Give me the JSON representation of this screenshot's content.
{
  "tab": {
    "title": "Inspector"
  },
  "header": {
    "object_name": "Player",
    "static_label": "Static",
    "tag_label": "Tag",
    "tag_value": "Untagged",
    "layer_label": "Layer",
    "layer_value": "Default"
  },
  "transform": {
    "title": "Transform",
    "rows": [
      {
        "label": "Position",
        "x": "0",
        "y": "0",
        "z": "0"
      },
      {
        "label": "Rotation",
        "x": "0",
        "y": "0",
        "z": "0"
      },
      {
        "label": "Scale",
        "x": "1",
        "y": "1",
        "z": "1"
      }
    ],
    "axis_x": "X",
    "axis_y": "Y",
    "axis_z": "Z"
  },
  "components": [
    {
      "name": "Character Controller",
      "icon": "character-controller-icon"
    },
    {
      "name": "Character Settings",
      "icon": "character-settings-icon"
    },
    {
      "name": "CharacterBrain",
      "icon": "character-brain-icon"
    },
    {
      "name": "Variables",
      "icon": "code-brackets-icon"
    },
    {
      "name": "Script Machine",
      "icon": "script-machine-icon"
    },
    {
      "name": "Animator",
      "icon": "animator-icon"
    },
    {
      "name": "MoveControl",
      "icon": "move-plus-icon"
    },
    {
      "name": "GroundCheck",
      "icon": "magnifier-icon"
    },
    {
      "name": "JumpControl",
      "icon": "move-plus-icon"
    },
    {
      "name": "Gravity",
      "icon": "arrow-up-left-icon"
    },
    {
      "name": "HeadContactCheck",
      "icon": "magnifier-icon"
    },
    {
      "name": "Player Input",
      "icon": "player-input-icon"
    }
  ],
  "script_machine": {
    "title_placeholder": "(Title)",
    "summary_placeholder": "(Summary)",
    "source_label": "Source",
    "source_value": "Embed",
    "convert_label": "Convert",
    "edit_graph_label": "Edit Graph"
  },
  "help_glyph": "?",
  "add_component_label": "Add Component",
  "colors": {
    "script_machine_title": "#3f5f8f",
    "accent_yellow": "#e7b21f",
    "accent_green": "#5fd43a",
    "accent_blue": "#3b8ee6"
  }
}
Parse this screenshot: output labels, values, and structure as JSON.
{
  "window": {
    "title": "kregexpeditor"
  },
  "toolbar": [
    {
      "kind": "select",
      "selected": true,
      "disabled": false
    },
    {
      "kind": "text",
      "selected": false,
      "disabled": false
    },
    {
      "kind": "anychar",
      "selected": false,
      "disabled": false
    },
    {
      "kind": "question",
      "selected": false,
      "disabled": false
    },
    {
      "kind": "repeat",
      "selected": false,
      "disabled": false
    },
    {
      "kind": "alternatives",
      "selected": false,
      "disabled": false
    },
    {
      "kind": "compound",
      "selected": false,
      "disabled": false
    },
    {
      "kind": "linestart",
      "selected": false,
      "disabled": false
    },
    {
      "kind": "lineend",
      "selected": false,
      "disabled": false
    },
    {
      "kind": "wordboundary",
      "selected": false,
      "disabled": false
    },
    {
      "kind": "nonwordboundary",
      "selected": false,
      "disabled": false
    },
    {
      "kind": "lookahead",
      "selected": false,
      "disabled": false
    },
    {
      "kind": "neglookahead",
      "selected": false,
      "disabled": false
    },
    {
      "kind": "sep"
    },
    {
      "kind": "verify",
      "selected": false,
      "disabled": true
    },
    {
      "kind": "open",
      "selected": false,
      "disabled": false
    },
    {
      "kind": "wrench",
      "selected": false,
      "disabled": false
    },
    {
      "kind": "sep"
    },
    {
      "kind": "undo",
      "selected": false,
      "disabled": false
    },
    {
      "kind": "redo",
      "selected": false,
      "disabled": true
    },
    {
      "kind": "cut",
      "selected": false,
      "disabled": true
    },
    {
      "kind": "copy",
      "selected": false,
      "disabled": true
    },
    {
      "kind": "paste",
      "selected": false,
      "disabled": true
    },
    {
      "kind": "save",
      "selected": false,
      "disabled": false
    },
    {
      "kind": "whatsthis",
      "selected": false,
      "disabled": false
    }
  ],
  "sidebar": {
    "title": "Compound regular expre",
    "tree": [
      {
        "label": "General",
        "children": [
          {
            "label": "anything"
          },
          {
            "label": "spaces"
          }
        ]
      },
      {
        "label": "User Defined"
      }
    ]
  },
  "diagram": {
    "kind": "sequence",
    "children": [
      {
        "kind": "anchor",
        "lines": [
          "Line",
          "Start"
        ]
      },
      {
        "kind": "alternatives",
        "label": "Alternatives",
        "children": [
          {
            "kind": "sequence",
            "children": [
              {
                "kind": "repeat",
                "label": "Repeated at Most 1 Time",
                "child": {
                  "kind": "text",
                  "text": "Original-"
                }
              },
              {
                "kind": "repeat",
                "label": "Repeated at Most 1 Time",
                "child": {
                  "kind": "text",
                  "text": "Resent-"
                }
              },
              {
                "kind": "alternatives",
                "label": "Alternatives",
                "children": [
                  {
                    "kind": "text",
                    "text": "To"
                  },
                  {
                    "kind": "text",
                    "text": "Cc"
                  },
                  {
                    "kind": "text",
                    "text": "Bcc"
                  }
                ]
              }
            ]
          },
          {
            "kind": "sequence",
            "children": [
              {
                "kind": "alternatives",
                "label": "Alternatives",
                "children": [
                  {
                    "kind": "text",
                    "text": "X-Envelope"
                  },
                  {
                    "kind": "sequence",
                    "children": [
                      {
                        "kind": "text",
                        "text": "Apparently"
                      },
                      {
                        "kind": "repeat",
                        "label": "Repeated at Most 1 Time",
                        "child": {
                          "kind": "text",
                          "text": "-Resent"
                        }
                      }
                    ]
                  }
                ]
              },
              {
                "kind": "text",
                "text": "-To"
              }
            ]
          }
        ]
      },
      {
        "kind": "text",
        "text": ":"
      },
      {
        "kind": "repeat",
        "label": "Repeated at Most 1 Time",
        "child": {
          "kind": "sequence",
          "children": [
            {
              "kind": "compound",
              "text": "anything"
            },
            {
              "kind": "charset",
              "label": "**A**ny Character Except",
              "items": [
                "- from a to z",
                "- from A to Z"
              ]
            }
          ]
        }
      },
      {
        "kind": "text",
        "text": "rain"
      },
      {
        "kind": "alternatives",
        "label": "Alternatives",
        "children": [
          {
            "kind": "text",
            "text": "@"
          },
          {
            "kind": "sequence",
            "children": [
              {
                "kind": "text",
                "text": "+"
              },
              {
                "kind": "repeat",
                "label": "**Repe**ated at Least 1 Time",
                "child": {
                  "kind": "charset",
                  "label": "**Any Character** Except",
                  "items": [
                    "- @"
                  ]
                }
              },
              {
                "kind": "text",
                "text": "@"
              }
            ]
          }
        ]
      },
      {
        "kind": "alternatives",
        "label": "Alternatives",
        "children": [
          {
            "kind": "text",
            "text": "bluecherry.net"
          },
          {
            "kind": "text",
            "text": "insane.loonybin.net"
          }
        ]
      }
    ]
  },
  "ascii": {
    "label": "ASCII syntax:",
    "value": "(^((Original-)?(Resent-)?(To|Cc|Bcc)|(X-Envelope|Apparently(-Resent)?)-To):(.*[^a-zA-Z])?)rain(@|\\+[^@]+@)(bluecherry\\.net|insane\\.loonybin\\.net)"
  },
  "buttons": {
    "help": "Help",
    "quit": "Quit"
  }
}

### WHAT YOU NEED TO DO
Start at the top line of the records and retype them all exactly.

### WRITTEN ANSWER
Give me the JSON representation of this screenshot's content.
{
  "tab": {
    "title": "Inspector"
  },
  "header": {
    "object_name": "Player",
    "static_label": "Static",
    "tag_label": "Tag",
    "tag_value": "Untagged",
    "layer_label": "Layer",
    "layer_value": "Default"
  },
  "transform": {
    "title": "Transform",
    "rows": [
      {
        "label": "Position",
        "x": "0",
        "y": "0",
        "z": "0"
      },
      {
        "label": "Rotation",
        "x": "0",
        "y": "0",
        "z": "0"
      },
      {
        "label": "Scale",
        "x": "1",
        "y": "1",
        "z": "1"
      }
    ],
    "axis_x": "X",
    "axis_y": "Y",
    "axis_z": "Z"
  },
  "components": [
    {
      "name": "Character Controller",
      "icon": "character-controller-icon"
    },
    {
      "name": "Character Settings",
      "icon": "character-settings-icon"
    },
    {
      "name": "CharacterBrain",
      "icon": "character-brain-icon"
    },
    {
      "name": "Variables",
      "icon": "code-brackets-icon"
    },
    {
      "name": "Script Machine",
      "icon": "script-machine-icon"
    },
    {
      "name": "Animator",
      "icon": "animator-icon"
    },
    {
      "name": "MoveControl",
      "icon": "move-plus-icon"
    },
    {
      "name": "GroundCheck",
      "icon": "magnifier-icon"
    },
    {
      "name": "JumpControl",
      "icon": "move-plus-icon"
    },
    {
      "name": "Gravity",
      "icon": "arrow-up-left-icon"
    },
    {
      "name": "HeadContactCheck",
      "icon": "magnifier-icon"
    },
    {
      "name": "Player Input",
      "icon": "player-input-icon"
    }
  ],
  "script_machine": {
    "title_placeholder": "(Title)",
    "summary_placeholder": "(Summary)",
    "source_label": "Source",
    "source_value": "Embed",
    "convert_label": "Convert",
    "edit_graph_label": "Edit Graph"
  },
  "help_glyph": "?",
  "add_component_label": "Add Component",
  "colors": {
    "script_machine_title": "#3f5f8f",
    "accent_yellow": "#e7b21f",
    "accent_green": "#5fd43a",
    "accent_blue": "#3b8ee6"
  }
}
Parse this screenshot: output labels, values, and structure as JSON.
{
  "window": {
    "title": "kregexpeditor"
  },
  "toolbar": [
    {
      "kind": "select",
      "selected": true,
      "disabled": false
    },
    {
      "kind": "text",
      "selected": false,
      "disabled": false
    },
    {
      "kind": "anychar",
      "selected": false,
      "disabled": false
    },
    {
      "kind": "question",
      "selected": false,
      "disabled": false
    },
    {
      "kind": "repeat",
      "selected": false,
      "disabled": false
    },
    {
      "kind": "alternatives",
      "selected": false,
      "disabled": false
    },
    {
      "kind": "compound",
      "selected": false,
      "disabled": false
    },
    {
      "kind": "linestart",
      "selected": false,
      "disabled": false
    },
    {
      "kind": "lineend",
      "selected": false,
      "disabled": false
    },
    {
      "kind": "wordboundary",
      "selected": false,
      "disabled": false
    },
    {
      "kind": "nonwordboundary",
      "selected": false,
      "disabled": false
    },
    {
      "kind": "lookahead",
      "selected": false,
      "disabled": false
    },
    {
      "kind": "neglookahead",
      "selected": false,
      "disabled": false
    },
    {
      "kind": "sep"
    },
    {
      "kind": "verify",
      "selected": false,
      "disabled": true
    },
    {
      "kind": "open",
      "selected": false,
      "disabled": false
    },
    {
      "kind": "wrench",
      "selected": false,
      "disabled": false
    },
    {
      "kind": "sep"
    },
    {
      "kind": "undo",
      "selected": false,
      "disabled": false
    },
    {
      "kind": "redo",
      "selected": false,
      "disabled": true
    },
    {
      "kind": "cut",
      "selected": false,
      "disabled": true
    },
    {
      "kind": "copy",
      "selected": false,
      "disabled": true
    },
    {
      "kind": "paste",
      "selected": false,
      "disabled": true
    },
    {
      "kind": "save",
      "selected": false,
      "disabled": false
    },
    {
      "kind": "whatsthis",
      "selected": false,
      "disabled": false
    }
  ],
  "sidebar": {
    "title": "Compound regular expre",
    "tree": [
      {
        "label": "General",
        "children": [
          {
            "label": "anything"
          },
          {
            "label": "spaces"
          }
        ]
      },
      {
        "label": "User Defined"
      }
    ]
  },
  "diagram": {
    "kind": "sequence",
    "children": [
      {
        "kind": "anchor",
        "lines": [
          "Line",
          "Start"
        ]
      },
      {
        "kind": "alternatives",
        "label": "Alternatives",
        "children": [
          {
            "kind": "sequence",
            "children": [
              {
                "kind": "repeat",
                "label": "Repeated at Most 1 Time",
                "child": {
                  "kind": "text",
                  "text": "Original-"
                }
              },
              {
                "kind": "repeat",
                "label": "Repeated at Most 1 Time",
                "child": {
                  "kind": "text",
                  "text": "Resent-"
                }
              },
              {
                "kind": "alternatives",
                "label": "Alternatives",
                "children": [
                  {
                    "kind": "text",
                    "text": "To"
                  },
                  {
                    "kind": "text",
                    "text": "Cc"
                  },
                  {
                    "kind": "text",
                    "text": "Bcc"
                  }
                ]
              }
            ]
          },
          {
            "kind": "sequence",
            "children": [
              {
                "kind": "alternatives",
                "label": "Alternatives",
                "children": [
                  {
                    "kind": "text",
                    "text": "X-Envelope"
                  },
                  {
                    "kind": "sequence",
                    "children": [
                      {
                        "kind": "text",
                        "text": "Apparently"
                      },
                      {
                        "kind": "repeat",
                        "label": "Repeated at Most 1 Time",
                        "child": {
                          "kind": "text",
                          "text": "-Resent"
                        }
                      }
                    ]
                  }
                ]
              },
              {
                "kind": "text",
                "text": "-To"
              }
            ]
          }
        ]
      },
      {
        "kind": "text",
        "text": ":"
      },
      {
        "kind": "repeat",
        "label": "Repeated at Most 1 Time",
        "child": {
          "kind": "sequence",
          "children": [
            {
              "kind": "compound",
              "text": "anything"
            },
            {
              "kind": "charset",
              "label": "**A**ny Character Except",
              "items": [
                "- from a to z",
                "- from A to Z"
              ]
            }
          ]
        }
      },
      {
        "kind": "text",
        "text": "rain"
      },
      {
        "kind": "alternatives",
        "label": "Alternatives",
        "children": [
          {
            "kind": "text",
            "text": "@"
          },
          {
            "kind": "sequence",
            "children": [
              {
                "kind": "text",
                "text": "+"
              },
              {
                "kind": "repeat",
                "label": "**Repe**ated at Least 1 Time",
                "child": {
                  "kind": "charset",
                  "label": "**Any Character** Except",
                  "items": [
                    "- @"
                  ]
                }
              },
              {
                "kind": "text",
                "text": "@"
              }
            ]
          }
        ]
      },
      {
        "kind": "alternatives",
        "label": "Alternatives",
        "children": [
          {
            "kind": "text",
            "text": "bluecherry.net"
          },
          {
            "kind": "text",
            "text": "insane.loonybin.net"
          }
        ]
      }
    ]
  },
  "ascii": {
    "label": "ASCII syntax:",
    "value": "(^((Original-)?(Resent-)?(To|Cc|Bcc)|(X-Envelope|Apparently(-Resent)?)-To):(.*[^a-zA-Z])?)rain(@|\\+[^@]+@)(bluecherry\\.net|insane\\.loonybin\\.net)"
  },
  "buttons": {
    "help": "Help",
    "quit": "Quit"
  }
}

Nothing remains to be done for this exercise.